Dr Jed Montayre, a nursing lecturer at AUT, and Sarah Williams, a community child health nurse consultant at Auckland District Health Board, are delighted and honoured to have been selected for the International Council of Nurses’ Global Nursing Leadership Institute 2018 programme.
Williams is studying for her Doctorate in Health Sciences, with her research project examining the relationship between health services and education in primary schools from an education perspective.
She says the ICN leadership programme arrived at an exciting time for her doctorate and her current role, as its aim was to help enhance nurses’ effectiveness in influencing policy change as well as building competence and understanding of the health policy process.
Montayre, who trained in the Philippines before moving to New Zealand in 2011 and gaining his PhD in 2015, said he hoped the programme would help equip him with skills and confidence to bring the nursing voice to the policy-making tables.

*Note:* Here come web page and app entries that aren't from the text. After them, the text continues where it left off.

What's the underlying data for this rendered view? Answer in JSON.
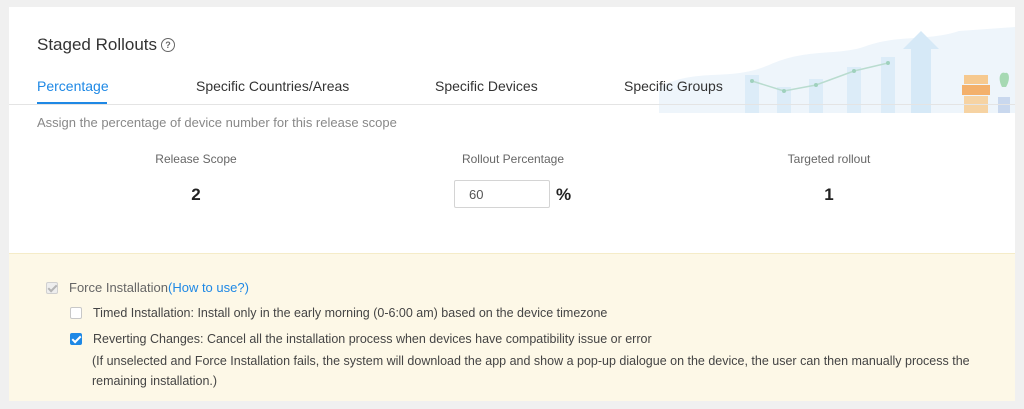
{
  "header": {
    "title": "Staged Rollouts",
    "help_icon": "question-circle-icon"
  },
  "tabs": [
    {
      "label": "Percentage",
      "active": true
    },
    {
      "label": "Specific Countries/Areas",
      "active": false
    },
    {
      "label": "Specific Devices",
      "active": false
    },
    {
      "label": "Specific Groups",
      "active": false
    }
  ],
  "description": "Assign the percentage of device number for this release scope",
  "columns": {
    "release_scope": {
      "label": "Release Scope",
      "value": "2"
    },
    "rollout_percentage": {
      "label": "Rollout Percentage",
      "value": "60",
      "unit": "%"
    },
    "targeted_rollout": {
      "label": "Targeted rollout",
      "value": "1"
    }
  },
  "options": {
    "force_installation": {
      "label": "Force Installation",
      "link": "(How to use?)",
      "checked": true,
      "disabled": true
    },
    "timed_installation": {
      "label": "Timed Installation: Install only in the early morning (0-6:00 am) based on the device timezone",
      "checked": false
    },
    "reverting_changes": {
      "label": "Reverting Changes: Cancel all the installation process when devices have compatibility issue or error",
      "checked": true,
      "note": "(If unselected and Force Installation fails, the system will download the app and show a pop-up dialogue on the device, the user can then manually process the remaining installation.)"
    }
  },
  "colors": {
    "accent": "#1e88e5",
    "options_background": "#fdf8e7"
  }
}
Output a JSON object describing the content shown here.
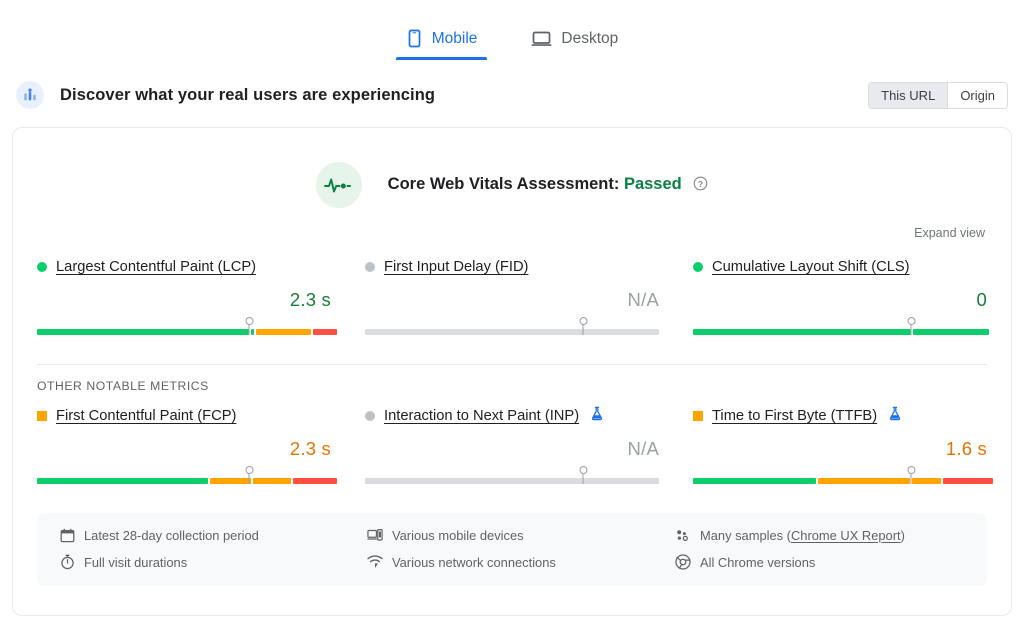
{
  "tabs": [
    {
      "label": "Mobile",
      "icon": "mobile-icon",
      "active": true
    },
    {
      "label": "Desktop",
      "icon": "desktop-icon",
      "active": false
    }
  ],
  "section": {
    "icon": "field-data-icon",
    "title": "Discover what your real users are experiencing",
    "scope_toggle": {
      "this_url": "This URL",
      "origin": "Origin",
      "selected": "This URL"
    }
  },
  "assessment": {
    "icon": "pulse-icon",
    "label": "Core Web Vitals Assessment:",
    "verdict": "Passed",
    "help_icon": "help-icon"
  },
  "expand_view": "Expand view",
  "other_metrics_label": "OTHER NOTABLE METRICS",
  "colors": {
    "good": "#0CCE6B",
    "good_text": "#188038",
    "needs_improvement": "#FFA400",
    "ni_text": "#E37400",
    "poor": "#FF4E42",
    "na": "#dadce0",
    "na_text": "#9aa0a6",
    "accent": "#1a73e8"
  },
  "core_web_vitals": [
    {
      "name": "Largest Contentful Paint (LCP)",
      "short": "LCP",
      "status": "good",
      "marker_shape": "circle",
      "value": "2.3 s",
      "experimental": false,
      "pin_percent": 72,
      "segments": [
        {
          "rating": "good",
          "percent": 72
        },
        {
          "rating": "good",
          "percent": 1
        },
        {
          "rating": "needs-improvement",
          "percent": 19
        },
        {
          "rating": "poor",
          "percent": 8
        }
      ]
    },
    {
      "name": "First Input Delay (FID)",
      "short": "FID",
      "status": "na",
      "marker_shape": "circle",
      "value": "N/A",
      "experimental": false,
      "pin_percent": 74,
      "segments": [
        {
          "rating": "na",
          "percent": 100
        }
      ]
    },
    {
      "name": "Cumulative Layout Shift (CLS)",
      "short": "CLS",
      "status": "good",
      "marker_shape": "circle",
      "value": "0",
      "experimental": false,
      "pin_percent": 74,
      "segments": [
        {
          "rating": "good",
          "percent": 74
        },
        {
          "rating": "good",
          "percent": 26
        }
      ]
    }
  ],
  "other_notable_metrics": [
    {
      "name": "First Contentful Paint (FCP)",
      "short": "FCP",
      "status": "needs-improvement",
      "marker_shape": "square",
      "value": "2.3 s",
      "experimental": false,
      "pin_percent": 72,
      "segments": [
        {
          "rating": "good",
          "percent": 58
        },
        {
          "rating": "needs-improvement",
          "percent": 14
        },
        {
          "rating": "needs-improvement",
          "percent": 13
        },
        {
          "rating": "poor",
          "percent": 15
        }
      ]
    },
    {
      "name": "Interaction to Next Paint (INP)",
      "short": "INP",
      "status": "na",
      "marker_shape": "circle",
      "value": "N/A",
      "experimental": true,
      "experimental_icon": "flask-icon",
      "pin_percent": 74,
      "segments": [
        {
          "rating": "na",
          "percent": 100
        }
      ]
    },
    {
      "name": "Time to First Byte (TTFB)",
      "short": "TTFB",
      "status": "needs-improvement",
      "marker_shape": "square",
      "value": "1.6 s",
      "experimental": true,
      "experimental_icon": "flask-icon",
      "pin_percent": 74,
      "segments": [
        {
          "rating": "good",
          "percent": 42
        },
        {
          "rating": "needs-improvement",
          "percent": 31
        },
        {
          "rating": "needs-improvement",
          "percent": 10
        },
        {
          "rating": "poor",
          "percent": 17
        }
      ]
    }
  ],
  "notes": [
    {
      "icon": "calendar-icon",
      "text": "Latest 28-day collection period",
      "link": null
    },
    {
      "icon": "devices-icon",
      "text": "Various mobile devices",
      "link": null
    },
    {
      "icon": "samples-icon",
      "text": "Many samples (",
      "link": "Chrome UX Report",
      "text_after": ")"
    },
    {
      "icon": "stopwatch-icon",
      "text": "Full visit durations",
      "link": null
    },
    {
      "icon": "network-icon",
      "text": "Various network connections",
      "link": null
    },
    {
      "icon": "chrome-icon",
      "text": "All Chrome versions",
      "link": null
    }
  ]
}
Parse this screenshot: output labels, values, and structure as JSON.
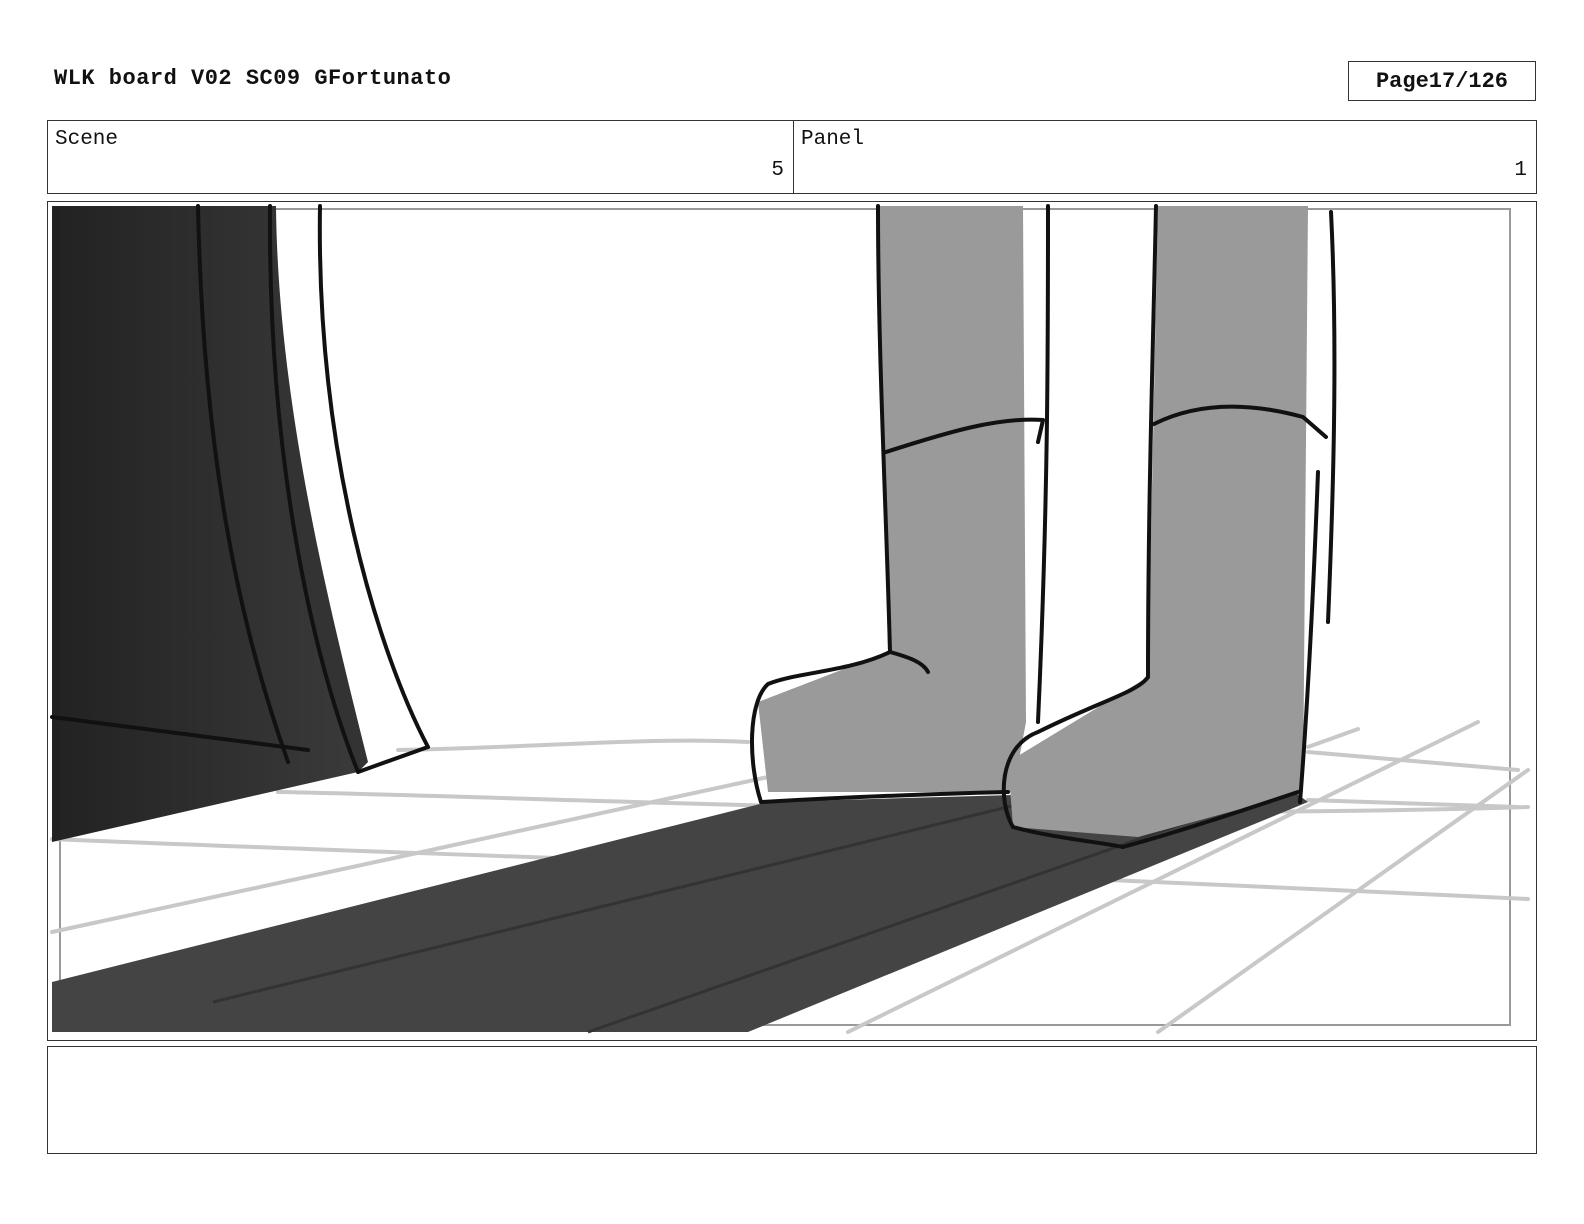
{
  "header": {
    "title": "WLK board V02 SC09 GFortunato",
    "page_label": "Page",
    "page_number": "17/126"
  },
  "info": {
    "scene_label": "Scene",
    "scene_value": "5",
    "panel_label": "Panel",
    "panel_value": "1"
  },
  "notes": {
    "text": ""
  },
  "colors": {
    "border": "#333333",
    "dark_shadow": "#444444",
    "dark_column": "#2b2b2b",
    "boot_gray": "#9a9a9a",
    "floor_line": "#c8c8c8",
    "ink": "#111111"
  },
  "panel_drawing": {
    "description_icon": "storyboard-sketch-icon"
  }
}
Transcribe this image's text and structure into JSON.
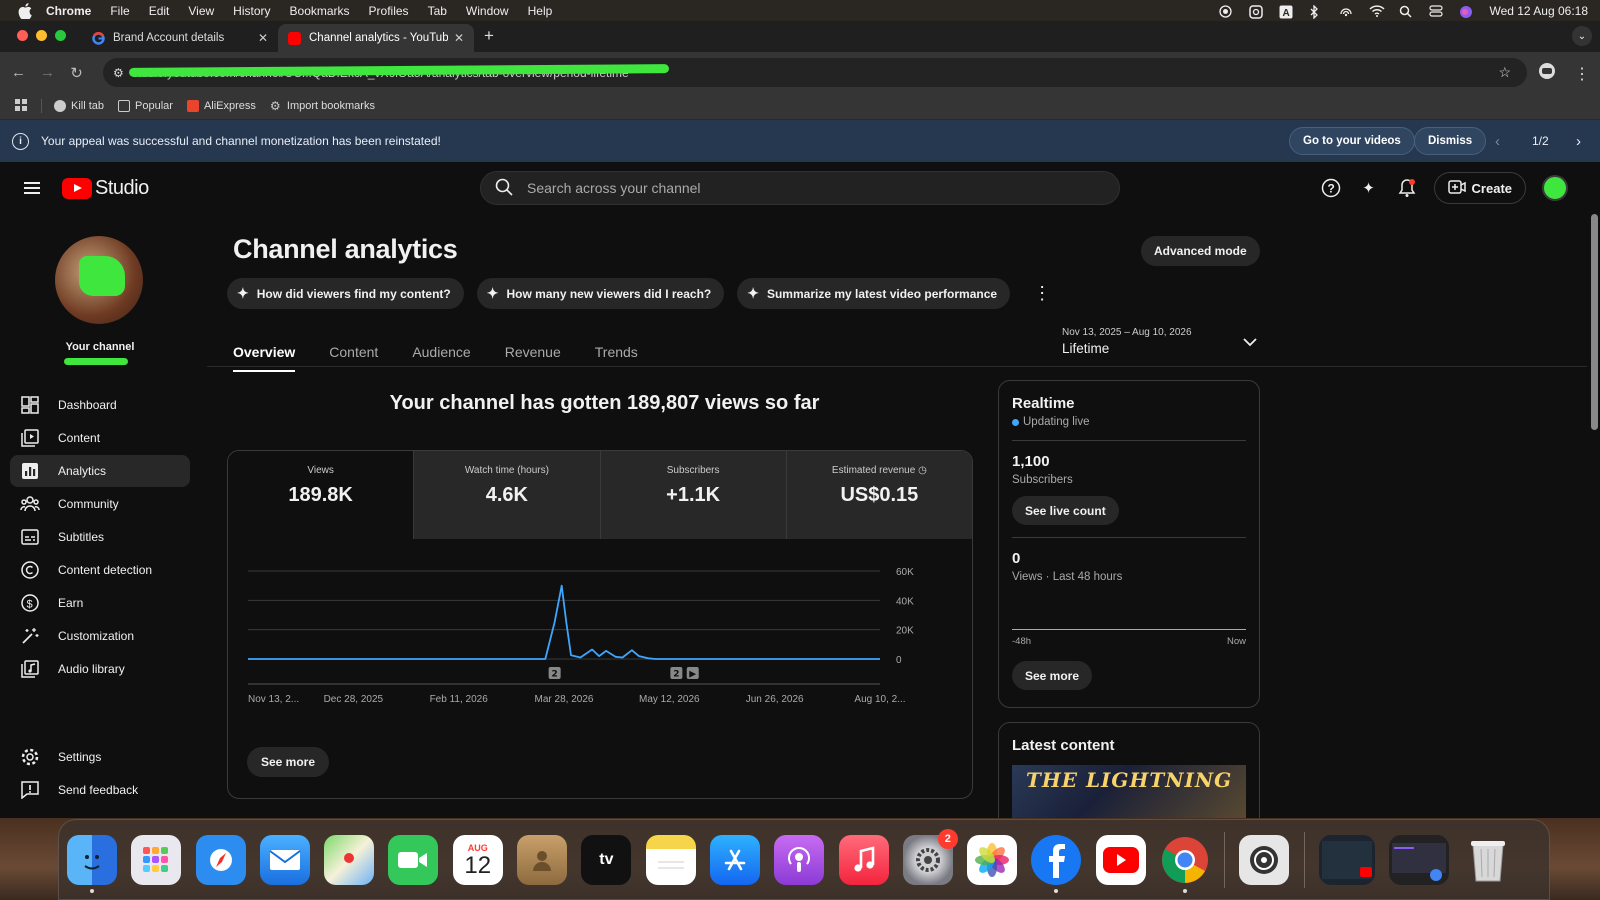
{
  "menubar": {
    "app": "Chrome",
    "items": [
      "File",
      "Edit",
      "View",
      "History",
      "Bookmarks",
      "Profiles",
      "Tab",
      "Window",
      "Help"
    ],
    "datetime": "Wed 12 Aug  06:18"
  },
  "browser": {
    "tabs": [
      {
        "title": "Brand Account details"
      },
      {
        "title": "Channel analytics - YouTube S"
      }
    ],
    "url": "studio.youtube.com/channel/UC...QaDfEkcA_vX6iOa5A/analytics/tab-overview/period-lifetime",
    "bookmarks": [
      "Kill tab",
      "Popular",
      "AliExpress",
      "Import bookmarks"
    ]
  },
  "banner": {
    "message": "Your appeal was successful and channel monetization has been reinstated!",
    "go_label": "Go to your videos",
    "dismiss_label": "Dismiss",
    "pager": "1/2"
  },
  "header": {
    "logo_text": "Studio",
    "search_placeholder": "Search across your channel",
    "create_label": "Create"
  },
  "sidebar": {
    "channel_label": "Your channel",
    "items": [
      {
        "label": "Dashboard",
        "icon": "dashboard-icon"
      },
      {
        "label": "Content",
        "icon": "content-icon"
      },
      {
        "label": "Analytics",
        "icon": "analytics-icon"
      },
      {
        "label": "Community",
        "icon": "community-icon"
      },
      {
        "label": "Subtitles",
        "icon": "subtitles-icon"
      },
      {
        "label": "Content detection",
        "icon": "copyright-icon"
      },
      {
        "label": "Earn",
        "icon": "dollar-icon"
      },
      {
        "label": "Customization",
        "icon": "magic-wand-icon"
      },
      {
        "label": "Audio library",
        "icon": "audio-library-icon"
      },
      {
        "label": "Settings",
        "icon": "gear-icon"
      },
      {
        "label": "Send feedback",
        "icon": "feedback-icon"
      }
    ]
  },
  "main": {
    "title": "Channel analytics",
    "advanced_mode": "Advanced mode",
    "chips": [
      "How did viewers find my content?",
      "How many new viewers did I reach?",
      "Summarize my latest video performance"
    ],
    "tabs": [
      "Overview",
      "Content",
      "Audience",
      "Revenue",
      "Trends"
    ],
    "date_range": {
      "range": "Nov 13, 2025 – Aug 10, 2026",
      "period": "Lifetime"
    },
    "headline": "Your channel has gotten 189,807 views so far",
    "metrics": [
      {
        "label": "Views",
        "value": "189.8K"
      },
      {
        "label": "Watch time (hours)",
        "value": "4.6K"
      },
      {
        "label": "Subscribers",
        "value": "+1.1K"
      },
      {
        "label": "Estimated revenue",
        "value": "US$0.15"
      }
    ],
    "see_more": "See more"
  },
  "chart_data": {
    "type": "line",
    "x_labels": [
      "Nov 13, 2...",
      "Dec 28, 2025",
      "Feb 11, 2026",
      "Mar 28, 2026",
      "May 12, 2026",
      "Jun 26, 2026",
      "Aug 10, 2..."
    ],
    "y_ticks": [
      "60K",
      "40K",
      "20K",
      "0"
    ],
    "ylim": [
      0,
      60000
    ],
    "series": [
      {
        "color": "#3ea6ff",
        "x": [
          "2025-11-13",
          "2026-03-05",
          "2026-03-20",
          "2026-03-24",
          "2026-03-27",
          "2026-03-29",
          "2026-03-31",
          "2026-04-04",
          "2026-04-09",
          "2026-04-12",
          "2026-04-15",
          "2026-04-19",
          "2026-04-22",
          "2026-04-26",
          "2026-04-29",
          "2026-05-03",
          "2026-05-06",
          "2026-05-09",
          "2026-08-10"
        ],
        "y": [
          0,
          0,
          0,
          25000,
          50000,
          25000,
          2500,
          1000,
          6500,
          2000,
          5500,
          1500,
          1000,
          6000,
          2000,
          500,
          0,
          0,
          0
        ]
      }
    ],
    "markers": [
      {
        "x": "2026-03-24",
        "label": "2"
      },
      {
        "x": "2026-05-15",
        "label": "2"
      },
      {
        "x": "2026-05-22",
        "label": "▶"
      }
    ],
    "grid": true
  },
  "realtime": {
    "title": "Realtime",
    "status": "Updating live",
    "subscribers_value": "1,100",
    "subscribers_label": "Subscribers",
    "live_count_label": "See live count",
    "views_value": "0",
    "views_label": "Views · Last 48 hours",
    "axis_start": "-48h",
    "axis_end": "Now",
    "see_more": "See more"
  },
  "latest": {
    "title": "Latest content",
    "thumb_text": "THE LIGHTNING"
  },
  "dock": {
    "calendar_month": "AUG",
    "calendar_day": "12",
    "settings_badge": "2",
    "tv_label": "tv"
  }
}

“Nursing has reached significant milestones as a profession, however in this age of tight funding, emerging government priorities, and socio-economic challenges in a global scale, It is high time for nurses to be well-equipped in understanding how policies are made, be actively involved in policy-making,” he said.
“There is no such thing as being too ambitious around this or being too involved in policy. Our day-to-day nursing practice tells us nurses that something needs to be changed in our practice with the policies that govern these practices and within the environments we are currently working in.”
He said nurses being involved in government policy and strategy consultations was really important, for example the national health strategy, as well as supporting submission by professional bodies on areas like the End of Life Choice bill, the healthy ageing strategy and being involved in translational nursing research that informs future policies.
“I strongly uphold what Oestberg said: ‘As nurses, we need to think of policy as something we can influence, not just something that happens to us’.”
The five-month programme includes a week-long residential workshop in Geneva in mid-September with the aim of building nurses’ professional, political and policy leadership skills so they can help shape, influence and implement policy decisions. Participants are from across Africa, Australasia, North America, Asia and Europe.
Williams leads Whare Hauora initiative for primary school health services
Sarah William’s doctoral research follows on from her previous role running the DHB’s nurse-led Mana Clinic at Wellesley Primary School.
When Williams left Mana Clinic to become a nurse educator for Starship’s Community Child Health service, she continued to believe in the importance of having physical spaces for nurses in high need primary schools in order to provide health services.
Working in collaboration with others, she initiated a project three years ago that led to the opening this month of Starship’s first ‘Whare Hauora’, a partnership between health and education made possible through the support of the Starship Foundation. The Whare Hauora is an in-school, semi-permanent health clinic that provides a fit-for-purpose space for nurses to deliver health care to children at Panmure Bridge School.
“Experience had shown us that having a nurse available in the primary school space greatly supports children who have health issues that are preventing them attending school or engaging in learning activities,” said Williams. “This approach works even better if there is an appropriate facility for our nurses and others to use.”
Williams said the Starship Community Nurses are working from the school three or four times a week and previously had to work from whatever space was available, which might not have been child or nurse friendly.
“In schools where you have a lot of referrals you need an appropriate space – if you are asking a nurse to work there for a full day, it needs to be a pleasant place to work in and an inviting place for children to come to as well.”
She said Starship and its partners hoped to roll out two more Whare Hauora next year, working in collaboration with other high-needs primary schools.
The Whare Hauora contains a small waiting area, a private treatment space where patients are seen and office space at the rear for administration. It measures around 7.2 metres long and 3 metres wide and is similar to a shipping container, making it easily relocatable.